About this course
Even at the best of times, essay assignments can be intimidating. WRR103 is designed to help students develop a toolkit for essay-writing in the humanities. Over the course of the term, we move from the sentence level to the paragraph and essay levels in order to equip students with a skill set that empowers them to engage in a wide variety of practical writing tasks. By focusing on the most pervasive general categories of writing (what rhetoricians call the “modes” of writing), WRR103 provides students with a rhetorical arsenal that can be applied to academic essays, scholarship applications, and creative writing.
What you’ll learn
Craft effective sentences, paragraphs, and essays.
Analyze models of critical analyses, narrative-descriptive essays, and argumentative essays.
Devise an outline and annotated bibliography.

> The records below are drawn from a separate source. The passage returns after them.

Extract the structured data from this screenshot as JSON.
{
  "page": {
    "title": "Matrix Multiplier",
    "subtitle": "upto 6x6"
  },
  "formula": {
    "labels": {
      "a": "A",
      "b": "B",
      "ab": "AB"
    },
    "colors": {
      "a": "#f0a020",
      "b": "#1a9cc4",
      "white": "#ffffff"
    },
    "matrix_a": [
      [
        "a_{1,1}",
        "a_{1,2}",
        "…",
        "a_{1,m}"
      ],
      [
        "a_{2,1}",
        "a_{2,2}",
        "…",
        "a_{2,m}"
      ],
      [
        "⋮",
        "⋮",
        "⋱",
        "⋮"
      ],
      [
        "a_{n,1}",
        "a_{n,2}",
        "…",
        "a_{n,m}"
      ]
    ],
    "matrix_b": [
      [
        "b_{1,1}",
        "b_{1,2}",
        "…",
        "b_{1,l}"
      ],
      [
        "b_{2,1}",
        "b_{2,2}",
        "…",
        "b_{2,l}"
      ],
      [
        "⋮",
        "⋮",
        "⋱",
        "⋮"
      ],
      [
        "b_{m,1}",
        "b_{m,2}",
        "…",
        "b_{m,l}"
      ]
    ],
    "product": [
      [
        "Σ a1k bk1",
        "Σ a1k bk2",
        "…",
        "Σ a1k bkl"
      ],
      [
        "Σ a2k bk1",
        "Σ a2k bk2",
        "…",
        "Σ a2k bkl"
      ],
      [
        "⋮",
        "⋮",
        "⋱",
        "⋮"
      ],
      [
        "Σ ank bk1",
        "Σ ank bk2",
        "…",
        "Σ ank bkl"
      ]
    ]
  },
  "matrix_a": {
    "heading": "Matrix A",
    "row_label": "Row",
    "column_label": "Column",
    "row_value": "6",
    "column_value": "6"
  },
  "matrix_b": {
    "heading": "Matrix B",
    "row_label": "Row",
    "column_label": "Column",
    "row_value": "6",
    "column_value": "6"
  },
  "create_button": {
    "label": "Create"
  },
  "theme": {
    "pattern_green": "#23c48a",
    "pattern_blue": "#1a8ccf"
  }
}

Use the MLA style guide effectively.
Good to know
This is an introductory course open to all students. No specific background in Writing & Rhetoric is required. There are three major writing assignments.
Daniel Adleman / Cynthia Messenger / Vikki Visvis / Andrea Williams
As someone who publishes essays, articles, and book reviews, I have long been fascinated with writing as both a practical skill and an art form. One of the first things I noticed when I began to teach writing at a post-secondary level is that we’re all so immersed in our communicative habits that it’s actually quite difficult to develop any critical distance from our habitual writing strategies. WRR103 is designed to help students cultivate some of that critical distance by studying relevant writing genres and learning how to make the most of constructive feedback.